(Task brief)
List each line of the data that holds the string "Trang".

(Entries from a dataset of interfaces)
==*==
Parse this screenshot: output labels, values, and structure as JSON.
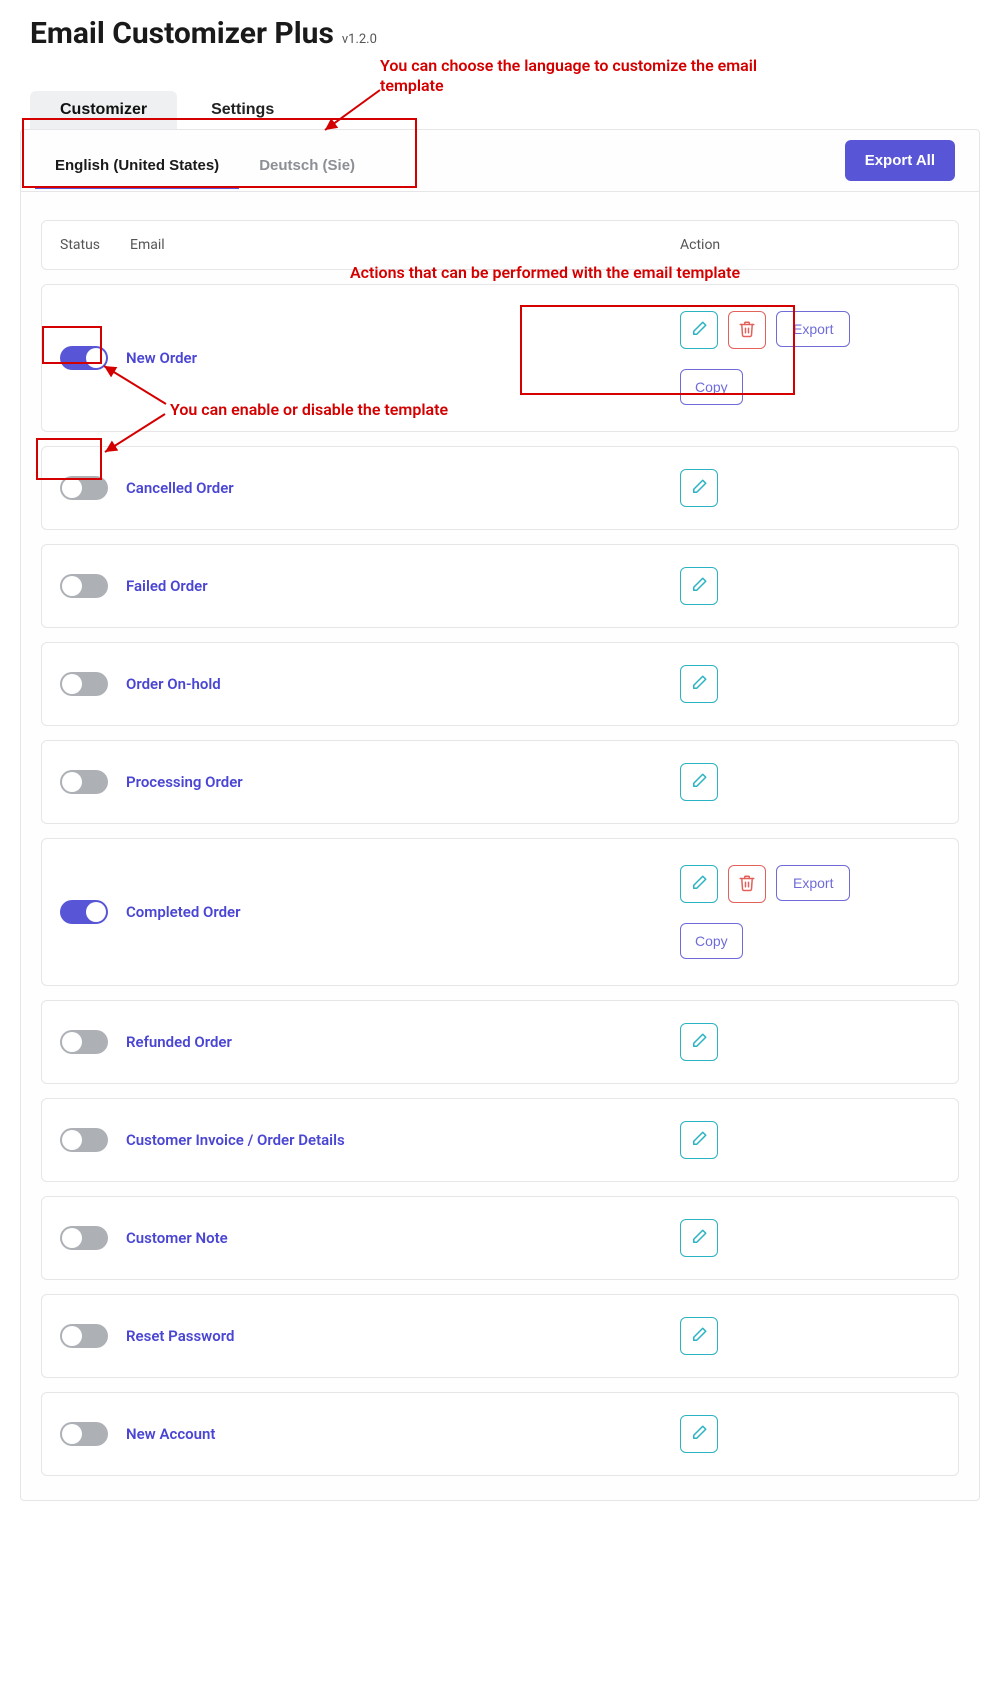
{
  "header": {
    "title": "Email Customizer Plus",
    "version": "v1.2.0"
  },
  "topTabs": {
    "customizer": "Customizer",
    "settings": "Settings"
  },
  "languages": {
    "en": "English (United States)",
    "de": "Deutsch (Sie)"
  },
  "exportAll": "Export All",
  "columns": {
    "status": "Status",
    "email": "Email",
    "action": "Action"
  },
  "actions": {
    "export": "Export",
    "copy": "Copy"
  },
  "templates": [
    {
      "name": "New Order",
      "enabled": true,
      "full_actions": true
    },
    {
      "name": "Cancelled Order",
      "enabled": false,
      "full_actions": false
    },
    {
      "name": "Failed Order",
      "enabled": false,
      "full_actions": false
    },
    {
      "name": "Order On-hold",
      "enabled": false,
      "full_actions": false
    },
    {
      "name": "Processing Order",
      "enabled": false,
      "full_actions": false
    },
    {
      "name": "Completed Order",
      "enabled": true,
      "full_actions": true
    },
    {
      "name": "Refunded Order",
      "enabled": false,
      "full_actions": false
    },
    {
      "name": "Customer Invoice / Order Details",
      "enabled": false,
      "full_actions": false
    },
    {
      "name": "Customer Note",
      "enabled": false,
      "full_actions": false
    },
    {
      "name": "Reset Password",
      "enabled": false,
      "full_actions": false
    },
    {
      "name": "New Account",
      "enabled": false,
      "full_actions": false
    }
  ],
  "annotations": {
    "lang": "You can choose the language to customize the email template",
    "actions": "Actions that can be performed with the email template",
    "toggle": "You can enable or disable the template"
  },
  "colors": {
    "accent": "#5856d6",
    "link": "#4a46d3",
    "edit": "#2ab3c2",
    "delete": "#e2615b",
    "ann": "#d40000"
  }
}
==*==
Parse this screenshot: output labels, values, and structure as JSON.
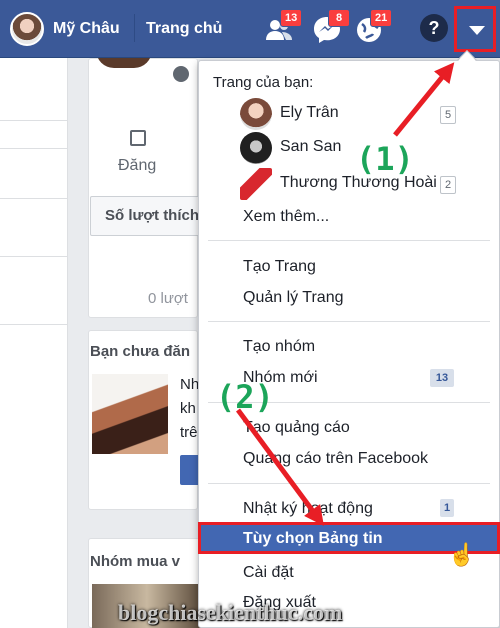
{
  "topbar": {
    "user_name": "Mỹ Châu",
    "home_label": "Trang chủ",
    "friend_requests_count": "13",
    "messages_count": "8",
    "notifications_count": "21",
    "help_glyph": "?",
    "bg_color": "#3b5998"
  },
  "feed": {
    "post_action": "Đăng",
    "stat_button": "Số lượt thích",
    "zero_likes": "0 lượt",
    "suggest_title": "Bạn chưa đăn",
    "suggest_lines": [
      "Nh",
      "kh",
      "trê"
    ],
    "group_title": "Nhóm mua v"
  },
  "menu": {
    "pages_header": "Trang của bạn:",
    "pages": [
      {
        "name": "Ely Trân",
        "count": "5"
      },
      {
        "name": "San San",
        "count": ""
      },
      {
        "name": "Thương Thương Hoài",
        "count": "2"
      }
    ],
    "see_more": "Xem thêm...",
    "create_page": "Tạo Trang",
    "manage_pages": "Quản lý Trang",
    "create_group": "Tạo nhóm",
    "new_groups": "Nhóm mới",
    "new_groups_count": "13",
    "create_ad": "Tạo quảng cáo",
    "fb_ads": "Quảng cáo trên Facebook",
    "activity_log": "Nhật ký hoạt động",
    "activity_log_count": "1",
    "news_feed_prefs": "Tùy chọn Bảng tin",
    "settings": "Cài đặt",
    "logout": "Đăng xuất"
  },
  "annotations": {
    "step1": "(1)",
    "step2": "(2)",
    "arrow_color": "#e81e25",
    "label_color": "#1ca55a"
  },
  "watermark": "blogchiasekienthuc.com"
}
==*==
(Task answer)
    "home_label": "Trang chủ",
    "pages_header": "Trang của bạn:",
    "create_page": "Tạo Trang",
    "manage_pages": "Quản lý Trang",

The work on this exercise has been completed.